They have fewer rights than adults, which can make it harder for them to take part in important activities or decisions. They are also vulnerable to violence, sexual exploitation and child labour.
It is important to let children know that they are loved and supported. This will help them feel safe and secure, and it will give them a chance to be free to express themselves.
Kids don’t like to be told off or criticised for their mistakes, but it is essential that you correct them if they are doing something wrong. This is especially true if they are not acting how you would expect them to behave.
For example, if your child is throwing toys out of the car and it’s not a good idea, tell them that they shouldn’t do this, and show them how to move objects safely. They may be very young, so you’ll have to explain the rules as you go along.
When they’ve done a good job, reward them with a smile or a hug. This is much more effective than telling them off, because it shows your child that they are appreciated and that you will support their efforts.
Your child will want to learn new skills, so they should be encouraged to try out new things. This can include trying out music, going to the cinema or learning a language.

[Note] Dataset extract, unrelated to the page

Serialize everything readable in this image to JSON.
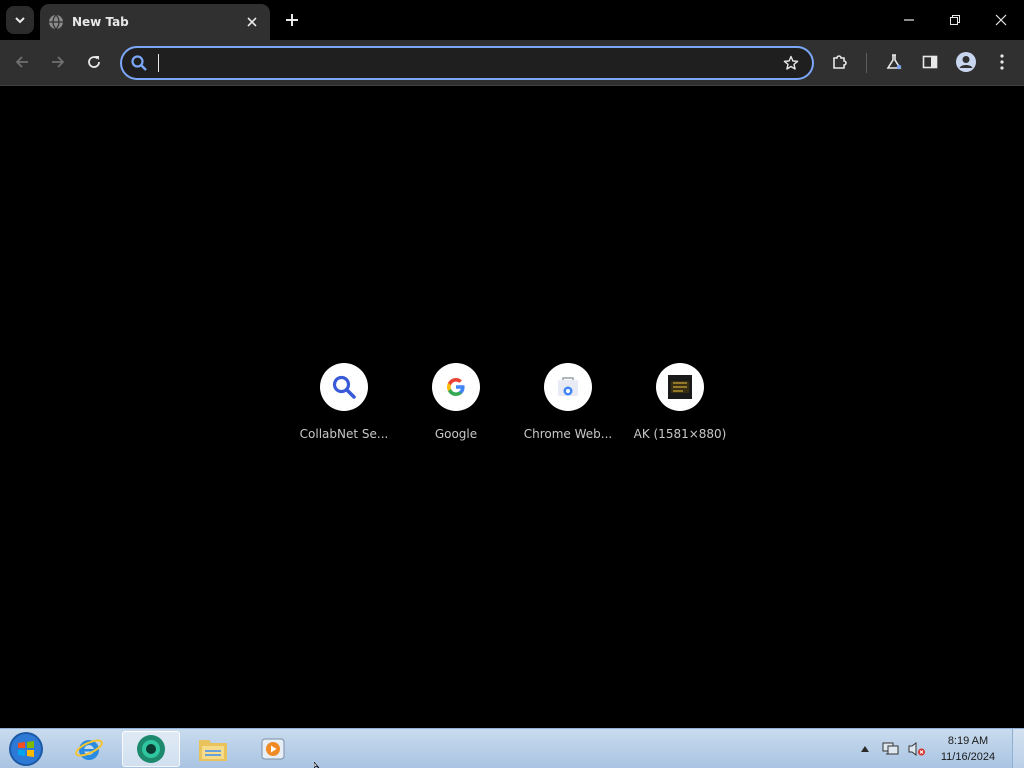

This can be a fun and exciting way to learn, but it’s crucial that you don’t pressure them too hard. Getting them to do something too quickly can be frustrating, and they could easily fall behind.
Playing with toys and making models helps your child to develop their fine motor skills. Use soft, colourful materials for this and get them to play with these for as long as they are interested in doing so. They might not like the idea at first, but they will soon start to recognise the fun of playing with these.
They’ll love being able to play with other people too, so encourage them to join in games, whether they are at home or in the park or playground. This will teach them how to share, cooperate and be fair to each other.
You should also let them experience the different feelings and emotions that other people have. This will help them to understand that they are not alone in having certain feelings, and that other people have the same feelings as them.
You can also make up songs about different things and sing them together. You might even get your child to help you write a song about their favourite topic, or to tell you all about their day. This will give you some time to talk to them and to have a laugh.